I have always loved Christmas, yes people, us ‘brown people’ celebrate christmas too as I so often get awkwardly asked.
This time of year is especially important for me as I have watched each season turn for the first time in my entire life.
There is a tree in my back garden which I watched blossom with the most beautiful blush pink colour when I got diagnosed with cancer in spring.
April 2018 with my dear friends Sarah and Sharan shortly after the diagnosis
It flourished in summer when I reached health stability and got married to my love and leaves fell into Autumn when my emotions released and I felt more at ease with my shortened, uncertain future.
Leaves are now rotting in Winter, signalling the end of this turbulent and transformative year heading towards new beginnings, life around the corner.

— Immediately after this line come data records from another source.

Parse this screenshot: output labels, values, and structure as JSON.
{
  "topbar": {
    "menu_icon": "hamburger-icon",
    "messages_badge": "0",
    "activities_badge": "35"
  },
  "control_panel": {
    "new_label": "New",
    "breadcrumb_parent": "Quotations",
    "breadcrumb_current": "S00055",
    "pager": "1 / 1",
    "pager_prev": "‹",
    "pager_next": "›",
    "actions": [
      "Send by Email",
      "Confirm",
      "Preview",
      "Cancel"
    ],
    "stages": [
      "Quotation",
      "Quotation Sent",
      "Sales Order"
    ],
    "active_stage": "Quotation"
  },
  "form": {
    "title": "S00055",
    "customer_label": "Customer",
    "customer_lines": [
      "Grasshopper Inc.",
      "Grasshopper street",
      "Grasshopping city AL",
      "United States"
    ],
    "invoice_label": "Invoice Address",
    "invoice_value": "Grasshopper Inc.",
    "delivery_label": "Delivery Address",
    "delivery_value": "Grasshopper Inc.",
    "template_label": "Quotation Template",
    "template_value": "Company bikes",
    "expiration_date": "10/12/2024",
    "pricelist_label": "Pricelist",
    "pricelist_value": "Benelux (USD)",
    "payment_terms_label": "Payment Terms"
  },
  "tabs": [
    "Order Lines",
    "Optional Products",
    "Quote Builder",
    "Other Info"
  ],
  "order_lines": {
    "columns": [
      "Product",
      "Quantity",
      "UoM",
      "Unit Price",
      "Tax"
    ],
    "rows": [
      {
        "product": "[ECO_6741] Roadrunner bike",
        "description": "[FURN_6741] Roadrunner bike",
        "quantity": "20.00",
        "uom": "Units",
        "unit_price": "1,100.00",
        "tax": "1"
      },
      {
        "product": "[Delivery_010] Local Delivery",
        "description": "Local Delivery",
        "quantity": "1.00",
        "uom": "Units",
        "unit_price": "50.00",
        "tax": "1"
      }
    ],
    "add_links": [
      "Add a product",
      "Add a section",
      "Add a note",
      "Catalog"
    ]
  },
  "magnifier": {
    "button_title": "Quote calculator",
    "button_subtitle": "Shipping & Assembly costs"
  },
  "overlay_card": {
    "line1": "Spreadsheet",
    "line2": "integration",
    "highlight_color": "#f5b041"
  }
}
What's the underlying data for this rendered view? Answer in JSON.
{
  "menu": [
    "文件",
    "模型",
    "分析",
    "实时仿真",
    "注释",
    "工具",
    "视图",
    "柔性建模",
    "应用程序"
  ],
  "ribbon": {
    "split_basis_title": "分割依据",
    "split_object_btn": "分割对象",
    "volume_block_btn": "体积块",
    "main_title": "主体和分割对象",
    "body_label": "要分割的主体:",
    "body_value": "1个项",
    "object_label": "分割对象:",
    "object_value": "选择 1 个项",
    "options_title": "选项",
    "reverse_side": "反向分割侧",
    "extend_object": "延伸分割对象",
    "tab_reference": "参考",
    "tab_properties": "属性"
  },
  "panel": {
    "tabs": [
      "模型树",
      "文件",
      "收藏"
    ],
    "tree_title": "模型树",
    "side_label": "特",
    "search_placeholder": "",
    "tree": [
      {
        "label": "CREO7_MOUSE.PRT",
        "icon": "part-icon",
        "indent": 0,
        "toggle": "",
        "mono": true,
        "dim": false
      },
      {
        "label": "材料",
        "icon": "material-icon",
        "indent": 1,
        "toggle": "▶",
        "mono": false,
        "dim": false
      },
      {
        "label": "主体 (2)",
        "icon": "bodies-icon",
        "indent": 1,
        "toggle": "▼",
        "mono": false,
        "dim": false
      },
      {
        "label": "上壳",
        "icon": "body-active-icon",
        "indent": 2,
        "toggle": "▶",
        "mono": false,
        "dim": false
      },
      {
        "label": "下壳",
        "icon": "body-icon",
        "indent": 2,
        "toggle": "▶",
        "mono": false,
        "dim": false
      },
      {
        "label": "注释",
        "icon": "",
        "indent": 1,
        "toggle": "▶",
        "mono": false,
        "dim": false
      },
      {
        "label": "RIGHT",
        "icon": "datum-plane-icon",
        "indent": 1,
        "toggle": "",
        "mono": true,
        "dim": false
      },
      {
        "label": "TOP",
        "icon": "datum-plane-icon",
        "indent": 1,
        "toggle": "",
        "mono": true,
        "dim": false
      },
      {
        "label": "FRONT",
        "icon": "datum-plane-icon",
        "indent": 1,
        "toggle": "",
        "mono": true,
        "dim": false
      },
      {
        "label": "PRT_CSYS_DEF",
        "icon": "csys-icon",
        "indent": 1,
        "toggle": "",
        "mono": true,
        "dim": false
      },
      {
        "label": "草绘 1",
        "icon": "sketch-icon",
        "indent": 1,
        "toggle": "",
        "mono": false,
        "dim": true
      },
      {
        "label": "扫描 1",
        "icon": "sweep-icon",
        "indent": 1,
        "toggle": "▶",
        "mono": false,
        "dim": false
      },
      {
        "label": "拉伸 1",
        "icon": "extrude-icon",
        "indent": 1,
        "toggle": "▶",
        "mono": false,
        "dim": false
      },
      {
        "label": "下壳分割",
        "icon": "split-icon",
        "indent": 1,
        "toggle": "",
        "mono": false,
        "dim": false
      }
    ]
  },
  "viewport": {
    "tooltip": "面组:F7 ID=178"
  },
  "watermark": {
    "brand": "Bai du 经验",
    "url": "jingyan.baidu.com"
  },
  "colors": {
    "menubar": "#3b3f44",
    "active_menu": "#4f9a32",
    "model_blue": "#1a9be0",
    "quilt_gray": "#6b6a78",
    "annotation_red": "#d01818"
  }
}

The seasons we experience here are so very magical, I am truly embracing the winter and these darker days, its sad that it takes disease for me to stop and appreciate how much of a blessing life is and how important I am to myself and others.
Our modern surroundings tell us to show and tell, spend and be excessive with food, drink and gifts which most of the time creates an empty void for many who do not achieve the ‘perfect’ christmas experience.
Achieving the perfect experience is unobtainable, it’s an illusion in our heads, created by grotesque, money grabbing retailers and marketers who I used to work for in another life.
Mine and Gareth’s subtle Christmas tree this year
This year I am full of gratitude for being here to experience this season, I am most excited to reflect upon my experiences no matter how painful and extreme some may have been.
Some miraculous lessons have come from this year and I feel cliché ‘conscious’, for the first time in my life.
I always had wisdom, I told people whats best and what to do which makes me a fantastic restaurateur, but a reflective cancer patient with a message, can it be so?
I am learning everyday, to be vocal and speak up for myself, if I didn’t get a private ultrasound scan on my neck my prognosis could have been much worse if not terminal from the get go.
I have learnt this year that I am totally worthy, my opinions, my thoughts, my being.
I have purpose and things to achieve for myself and others, big or small we are all miracles, teaching each other how to live, how to love, how to hurt and how to be, every single one of us.
Hurting has been a huge lesson for me, the pain has taught me to love harder.
We are all here on the same journey, side by side whether you choose to see this or not.
We are all here together, this disease has changed me, I needed to learn from this experience and its taught me in a short space of time what is important.
I realise how powerful my mind is, how it caused such physical panic attacks within my being from sheer fear of the unknown, it could also be a contribution to my diagnosis.
Ancient medicine considers disease of the lungs to be linked to grief and sadness, I had to explore this as I have mentioned previously I lived a significant life before the diagnosis.
I experienced my fair share of these emotions in my life from such a young age, I felt abandonment and extreme pressure to grow up and react to nightmare scenarios for any young teen.
I have been working on releasing these emotions and become more loving to myself and those around me because a life threatening disease is literally shouting at me to.
Now I’m not saying disease is self-inflicted, I’m merely drawing on my own very colourful life experiences and taking ownership.
It’s totally a control thing, I’m not in control of a lot of me physically and medically, what I am in control of is my mind and my thoughts, that’s where the real battle lies.
This will hopefully transcend upon my body and give me a chance to live and love.
Wishing you all a reflective winter season of deep loving thoughts towards yourself and others, light in darkness, hope over fear as we all look towards the new year together xxx